** DATA UNDER STUDY **

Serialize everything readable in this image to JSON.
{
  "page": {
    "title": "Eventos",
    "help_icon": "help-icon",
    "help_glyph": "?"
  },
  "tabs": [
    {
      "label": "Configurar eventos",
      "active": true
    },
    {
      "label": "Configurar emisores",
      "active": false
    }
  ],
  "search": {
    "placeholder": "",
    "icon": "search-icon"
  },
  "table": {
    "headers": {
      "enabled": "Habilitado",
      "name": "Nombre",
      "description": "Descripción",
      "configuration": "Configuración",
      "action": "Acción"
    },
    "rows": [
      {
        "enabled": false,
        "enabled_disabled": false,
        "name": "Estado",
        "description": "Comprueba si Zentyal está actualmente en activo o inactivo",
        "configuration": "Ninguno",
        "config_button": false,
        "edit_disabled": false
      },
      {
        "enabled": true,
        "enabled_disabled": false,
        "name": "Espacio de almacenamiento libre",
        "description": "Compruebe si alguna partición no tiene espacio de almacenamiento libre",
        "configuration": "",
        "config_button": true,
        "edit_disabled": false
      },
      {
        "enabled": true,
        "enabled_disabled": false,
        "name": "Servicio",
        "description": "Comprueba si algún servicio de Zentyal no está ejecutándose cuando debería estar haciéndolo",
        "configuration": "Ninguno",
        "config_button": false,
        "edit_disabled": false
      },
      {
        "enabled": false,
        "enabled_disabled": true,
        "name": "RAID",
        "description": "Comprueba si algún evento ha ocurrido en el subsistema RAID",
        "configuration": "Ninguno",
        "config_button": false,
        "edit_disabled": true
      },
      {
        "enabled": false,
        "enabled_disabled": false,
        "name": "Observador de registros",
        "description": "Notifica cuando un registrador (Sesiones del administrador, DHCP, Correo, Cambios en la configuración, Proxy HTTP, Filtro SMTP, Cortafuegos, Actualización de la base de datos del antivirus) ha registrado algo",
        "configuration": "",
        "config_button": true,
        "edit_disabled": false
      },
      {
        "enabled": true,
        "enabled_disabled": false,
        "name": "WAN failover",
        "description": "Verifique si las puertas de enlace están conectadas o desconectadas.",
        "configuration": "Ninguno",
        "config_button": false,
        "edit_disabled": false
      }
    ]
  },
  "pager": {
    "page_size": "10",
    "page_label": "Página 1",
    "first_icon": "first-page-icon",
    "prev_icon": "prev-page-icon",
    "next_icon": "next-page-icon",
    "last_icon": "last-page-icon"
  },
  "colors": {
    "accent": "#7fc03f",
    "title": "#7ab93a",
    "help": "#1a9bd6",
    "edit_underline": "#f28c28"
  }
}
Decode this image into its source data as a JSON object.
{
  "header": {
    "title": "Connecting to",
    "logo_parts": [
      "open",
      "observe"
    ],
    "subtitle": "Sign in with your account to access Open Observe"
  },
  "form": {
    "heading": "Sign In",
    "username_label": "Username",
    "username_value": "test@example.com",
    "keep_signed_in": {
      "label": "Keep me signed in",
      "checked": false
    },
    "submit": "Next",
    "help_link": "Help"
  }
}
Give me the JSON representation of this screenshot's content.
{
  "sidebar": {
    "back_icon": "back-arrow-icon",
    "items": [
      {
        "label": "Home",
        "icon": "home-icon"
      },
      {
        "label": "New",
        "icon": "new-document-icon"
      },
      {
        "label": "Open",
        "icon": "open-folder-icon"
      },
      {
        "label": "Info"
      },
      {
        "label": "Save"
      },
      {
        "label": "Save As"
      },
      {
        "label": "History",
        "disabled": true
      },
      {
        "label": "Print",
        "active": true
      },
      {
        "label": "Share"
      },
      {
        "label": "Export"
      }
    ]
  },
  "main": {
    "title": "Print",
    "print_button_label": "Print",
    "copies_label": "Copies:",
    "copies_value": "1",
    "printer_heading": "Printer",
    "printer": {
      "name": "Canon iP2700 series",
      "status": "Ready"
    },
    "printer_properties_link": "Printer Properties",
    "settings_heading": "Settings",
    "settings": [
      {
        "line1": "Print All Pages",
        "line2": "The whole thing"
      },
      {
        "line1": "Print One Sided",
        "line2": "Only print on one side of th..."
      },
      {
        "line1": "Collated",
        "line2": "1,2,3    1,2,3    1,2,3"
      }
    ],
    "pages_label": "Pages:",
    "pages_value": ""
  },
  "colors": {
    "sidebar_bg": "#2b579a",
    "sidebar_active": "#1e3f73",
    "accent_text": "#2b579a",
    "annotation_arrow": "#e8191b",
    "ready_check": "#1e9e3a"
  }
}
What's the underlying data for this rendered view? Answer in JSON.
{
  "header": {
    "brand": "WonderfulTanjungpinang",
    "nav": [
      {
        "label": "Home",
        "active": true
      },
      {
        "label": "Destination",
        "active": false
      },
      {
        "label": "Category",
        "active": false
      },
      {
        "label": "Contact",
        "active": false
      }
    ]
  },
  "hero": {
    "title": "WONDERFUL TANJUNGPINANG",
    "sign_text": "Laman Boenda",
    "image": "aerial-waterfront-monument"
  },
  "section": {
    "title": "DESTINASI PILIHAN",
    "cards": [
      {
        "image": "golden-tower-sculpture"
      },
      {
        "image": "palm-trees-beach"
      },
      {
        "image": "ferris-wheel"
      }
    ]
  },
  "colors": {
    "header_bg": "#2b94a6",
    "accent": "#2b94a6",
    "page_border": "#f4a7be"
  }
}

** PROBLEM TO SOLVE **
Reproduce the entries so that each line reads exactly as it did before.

** SOLUTION TO THIS PROBLEM **
Serialize everything readable in this image to JSON.
{
  "page": {
    "title": "Eventos",
    "help_icon": "help-icon",
    "help_glyph": "?"
  },
  "tabs": [
    {
      "label": "Configurar eventos",
      "active": true
    },
    {
      "label": "Configurar emisores",
      "active": false
    }
  ],
  "search": {
    "placeholder": "",
    "icon": "search-icon"
  },
  "table": {
    "headers": {
      "enabled": "Habilitado",
      "name": "Nombre",
      "description": "Descripción",
      "configuration": "Configuración",
      "action": "Acción"
    },
    "rows": [
      {
        "enabled": false,
        "enabled_disabled": false,
        "name": "Estado",
        "description": "Comprueba si Zentyal está actualmente en activo o inactivo",
        "configuration": "Ninguno",
        "config_button": false,
        "edit_disabled": false
      },
      {
        "enabled": true,
        "enabled_disabled": false,
        "name": "Espacio de almacenamiento libre",
        "description": "Compruebe si alguna partición no tiene espacio de almacenamiento libre",
        "configuration": "",
        "config_button": true,
        "edit_disabled": false
      },
      {
        "enabled": true,
        "enabled_disabled": false,
        "name": "Servicio",
        "description": "Comprueba si algún servicio de Zentyal no está ejecutándose cuando debería estar haciéndolo",
        "configuration": "Ninguno",
        "config_button": false,
        "edit_disabled": false
      },
      {
        "enabled": false,
        "enabled_disabled": true,
        "name": "RAID",
        "description": "Comprueba si algún evento ha ocurrido en el subsistema RAID",
        "configuration": "Ninguno",
        "config_button": false,
        "edit_disabled": true
      },
      {
        "enabled": false,
        "enabled_disabled": false,
        "name": "Observador de registros",
        "description": "Notifica cuando un registrador (Sesiones del administrador, DHCP, Correo, Cambios en la configuración, Proxy HTTP, Filtro SMTP, Cortafuegos, Actualización de la base de datos del antivirus) ha registrado algo",
        "configuration": "",
        "config_button": true,
        "edit_disabled": false
      },
      {
        "enabled": true,
        "enabled_disabled": false,
        "name": "WAN failover",
        "description": "Verifique si las puertas de enlace están conectadas o desconectadas.",
        "configuration": "Ninguno",
        "config_button": false,
        "edit_disabled": false
      }
    ]
  },
  "pager": {
    "page_size": "10",
    "page_label": "Página 1",
    "first_icon": "first-page-icon",
    "prev_icon": "prev-page-icon",
    "next_icon": "next-page-icon",
    "last_icon": "last-page-icon"
  },
  "colors": {
    "accent": "#7fc03f",
    "title": "#7ab93a",
    "help": "#1a9bd6",
    "edit_underline": "#f28c28"
  }
}
Decode this image into its source data as a JSON object.
{
  "header": {
    "title": "Connecting to",
    "logo_parts": [
      "open",
      "observe"
    ],
    "subtitle": "Sign in with your account to access Open Observe"
  },
  "form": {
    "heading": "Sign In",
    "username_label": "Username",
    "username_value": "test@example.com",
    "keep_signed_in": {
      "label": "Keep me signed in",
      "checked": false
    },
    "submit": "Next",
    "help_link": "Help"
  }
}
Give me the JSON representation of this screenshot's content.
{
  "sidebar": {
    "back_icon": "back-arrow-icon",
    "items": [
      {
        "label": "Home",
        "icon": "home-icon"
      },
      {
        "label": "New",
        "icon": "new-document-icon"
      },
      {
        "label": "Open",
        "icon": "open-folder-icon"
      },
      {
        "label": "Info"
      },
      {
        "label": "Save"
      },
      {
        "label": "Save As"
      },
      {
        "label": "History",
        "disabled": true
      },
      {
        "label": "Print",
        "active": true
      },
      {
        "label": "Share"
      },
      {
        "label": "Export"
      }
    ]
  },
  "main": {
    "title": "Print",
    "print_button_label": "Print",
    "copies_label": "Copies:",
    "copies_value": "1",
    "printer_heading": "Printer",
    "printer": {
      "name": "Canon iP2700 series",
      "status": "Ready"
    },
    "printer_properties_link": "Printer Properties",
    "settings_heading": "Settings",
    "settings": [
      {
        "line1": "Print All Pages",
        "line2": "The whole thing"
      },
      {
        "line1": "Print One Sided",
        "line2": "Only print on one side of th..."
      },
      {
        "line1": "Collated",
        "line2": "1,2,3    1,2,3    1,2,3"
      }
    ],
    "pages_label": "Pages:",
    "pages_value": ""
  },
  "colors": {
    "sidebar_bg": "#2b579a",
    "sidebar_active": "#1e3f73",
    "accent_text": "#2b579a",
    "annotation_arrow": "#e8191b",
    "ready_check": "#1e9e3a"
  }
}
What's the underlying data for this rendered view? Answer in JSON.
{
  "header": {
    "brand": "WonderfulTanjungpinang",
    "nav": [
      {
        "label": "Home",
        "active": true
      },
      {
        "label": "Destination",
        "active": false
      },
      {
        "label": "Category",
        "active": false
      },
      {
        "label": "Contact",
        "active": false
      }
    ]
  },
  "hero": {
    "title": "WONDERFUL TANJUNGPINANG",
    "sign_text": "Laman Boenda",
    "image": "aerial-waterfront-monument"
  },
  "section": {
    "title": "DESTINASI PILIHAN",
    "cards": [
      {
        "image": "golden-tower-sculpture"
      },
      {
        "image": "palm-trees-beach"
      },
      {
        "image": "ferris-wheel"
      }
    ]
  },
  "colors": {
    "header_bg": "#2b94a6",
    "accent": "#2b94a6",
    "page_border": "#f4a7be"
  }
}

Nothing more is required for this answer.